Cool heads on Crimea can avert a new cold war
It is as if the cold war never ended. With the stroke of a pen formalising Russia's annexation of the Ukrainian region of Crimea, Russian President Vladimir Putin hastened the downward spiral of relations between his country and the West. Any warmth that remained has been replaced by a chill that has put on hold partnerships and co-operation. Dangers lie ahead that have to be dealt with through diplomacy and compromise to avoid potentially disastrous conflicts. In as little as three months, Crimea will be absorbed into Russia, a move that will further infuriate US and EU politicians. They have imposed economic sanctions and travel restrictions on a number of Russian and Ukrainian officials. Further penalties have been foreshadowed, including the suspension of Russia from the Group of Eight industrialised nations. Amid concern over Putin's intentions, diplomacy with Poland, Lithuania and other nations on Russia's doorstep has been stepped up.

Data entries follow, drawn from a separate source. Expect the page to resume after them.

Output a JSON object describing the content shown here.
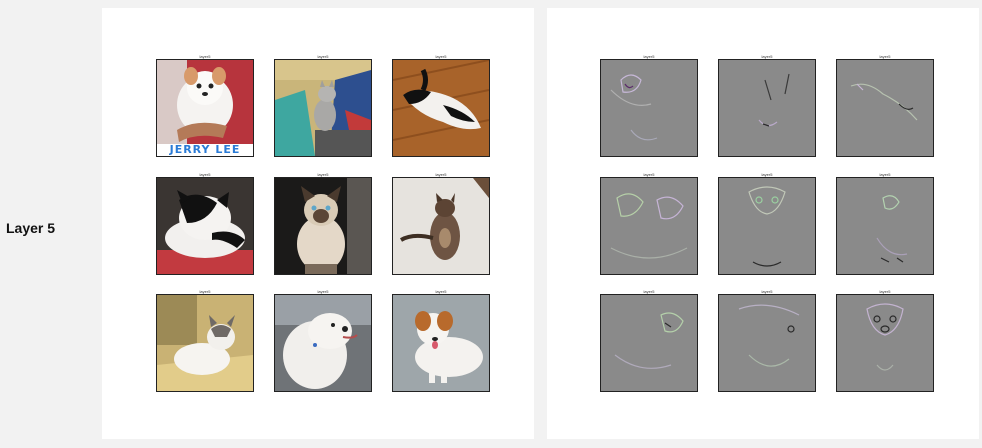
{
  "row_label": "Layer 5",
  "left_panel": {
    "items": [
      {
        "caption": "layer5",
        "subject": "white-dog-held",
        "banner": "JERRY LEE"
      },
      {
        "caption": "layer5",
        "subject": "grey-kitten"
      },
      {
        "caption": "layer5",
        "subject": "black-white-cat-on-floor"
      },
      {
        "caption": "layer5",
        "subject": "black-white-cat-on-red"
      },
      {
        "caption": "layer5",
        "subject": "siamese-cat"
      },
      {
        "caption": "layer5",
        "subject": "tortoiseshell-cat"
      },
      {
        "caption": "layer5",
        "subject": "white-grey-kitten"
      },
      {
        "caption": "layer5",
        "subject": "white-fluffy-dog"
      },
      {
        "caption": "layer5",
        "subject": "jack-russell-dog"
      }
    ]
  },
  "right_panel": {
    "items": [
      {
        "caption": "layer5"
      },
      {
        "caption": "layer5"
      },
      {
        "caption": "layer5"
      },
      {
        "caption": "layer5"
      },
      {
        "caption": "layer5"
      },
      {
        "caption": "layer5"
      },
      {
        "caption": "layer5"
      },
      {
        "caption": "layer5"
      },
      {
        "caption": "layer5"
      }
    ]
  },
  "colors": {
    "page_background": "#f2f2f2",
    "panel_background": "#ffffff",
    "saliency_gray": "#8a8a8a"
  }
}
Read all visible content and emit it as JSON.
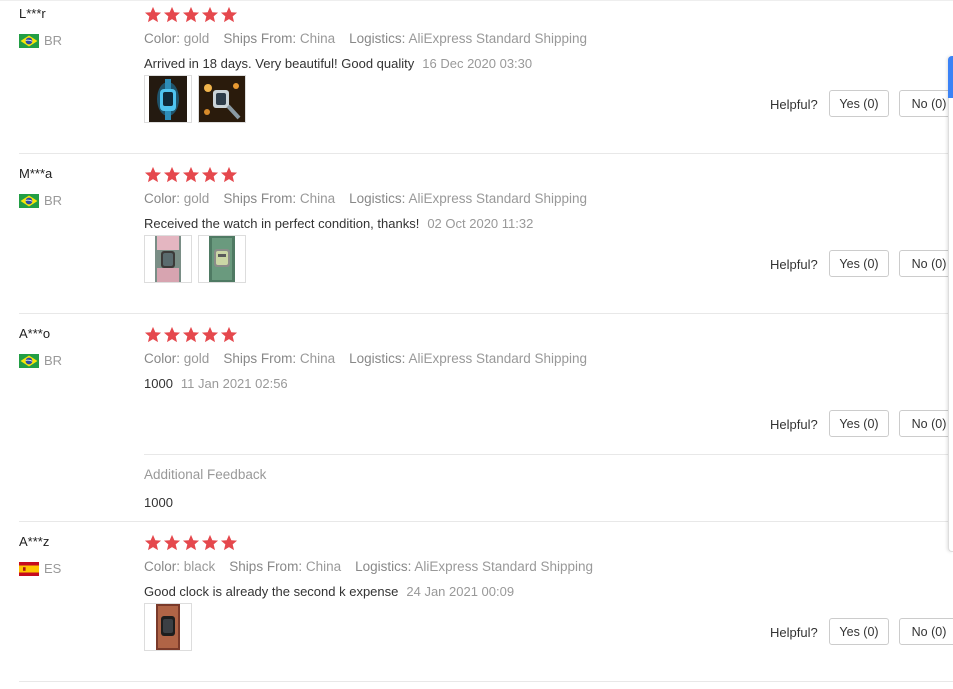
{
  "helpful_label": "Helpful?",
  "attr_labels": {
    "color": "Color:",
    "ships": "Ships From:",
    "logistics": "Logistics:"
  },
  "additional_feedback": {
    "title": "Additional Feedback",
    "text": "1000"
  },
  "colors": {
    "star": "#e5484d",
    "accent": "#3b82f6",
    "muted": "#999999"
  },
  "reviews": [
    {
      "name": "L***r",
      "country": "BR",
      "flag": "brazil-flag-icon",
      "stars": 5,
      "color": "gold",
      "ships_from": "China",
      "logistics": "AliExpress Standard Shipping",
      "text": "Arrived in 18 days. Very beautiful! Good quality",
      "date": "16 Dec 2020 03:30",
      "photos": [
        "review-photo-glowing-watch",
        "review-photo-watch-with-lights"
      ],
      "yes": "Yes (0)",
      "no": "No (0)"
    },
    {
      "name": "M***a",
      "country": "BR",
      "flag": "brazil-flag-icon",
      "stars": 5,
      "color": "gold",
      "ships_from": "China",
      "logistics": "AliExpress Standard Shipping",
      "text": "Received the watch in perfect condition, thanks!",
      "date": "02 Oct 2020 11:32",
      "photos": [
        "review-photo-watch-on-wrist",
        "review-photo-watch-screen"
      ],
      "yes": "Yes (0)",
      "no": "No (0)"
    },
    {
      "name": "A***o",
      "country": "BR",
      "flag": "brazil-flag-icon",
      "stars": 5,
      "color": "gold",
      "ships_from": "China",
      "logistics": "AliExpress Standard Shipping",
      "text": "1000",
      "date": "11 Jan 2021 02:56",
      "photos": [],
      "yes": "Yes (0)",
      "no": "No (0)"
    },
    {
      "name": "A***z",
      "country": "ES",
      "flag": "spain-flag-icon",
      "stars": 5,
      "color": "black",
      "ships_from": "China",
      "logistics": "AliExpress Standard Shipping",
      "text": "Good clock is already the second k expense",
      "date": "24 Jan 2021 00:09",
      "photos": [
        "review-photo-black-watch"
      ],
      "yes": "Yes (0)",
      "no": "No (0)"
    }
  ]
}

Putin said Russia's decision after 97 per cent of Crimeans voted for annexation last Sunday was the righting of an historic injustice; Crimea was and always had been Russian territory, misguided decisions of the past having taken it away. For the West, though, his move is an illegal land grab that violates international law. Those rules generally hold that a referendum to secede cannot take place without the approval of a nation's government. Ukraine's interim leaders opposed the move and the referendum was held under questionable circumstances, But whatever the objections, there is little possibility that the course for Russian-majority Crimea will change.
Nor, without determined efforts, will there be a reversal of the troubling direction that the West and Russia are now heading down. They are already tugging for influence across eastern Europe, with the former Soviet Black Sea region from Moldova to Georgia being the focus. The US is likely to push for symbolic troop placements and Nato will try to bring in new members. Existing co-operation on Syria, Iran and Afghanistan is threatened; Russia, isolated, will turn to China and groupings like BRICS and the Shanghai Co-operation Organisation.
The world does not have the appetite for conflict that it had during the cold war. EU-Russian economic inter-dependence will ensure that annual trade will be little affected. There are nonetheless real and worrying risks from underestimating and over-reacting. To ignore opportunities to compromise and see eye-to-eye amid the fresh competition will make the world less safe.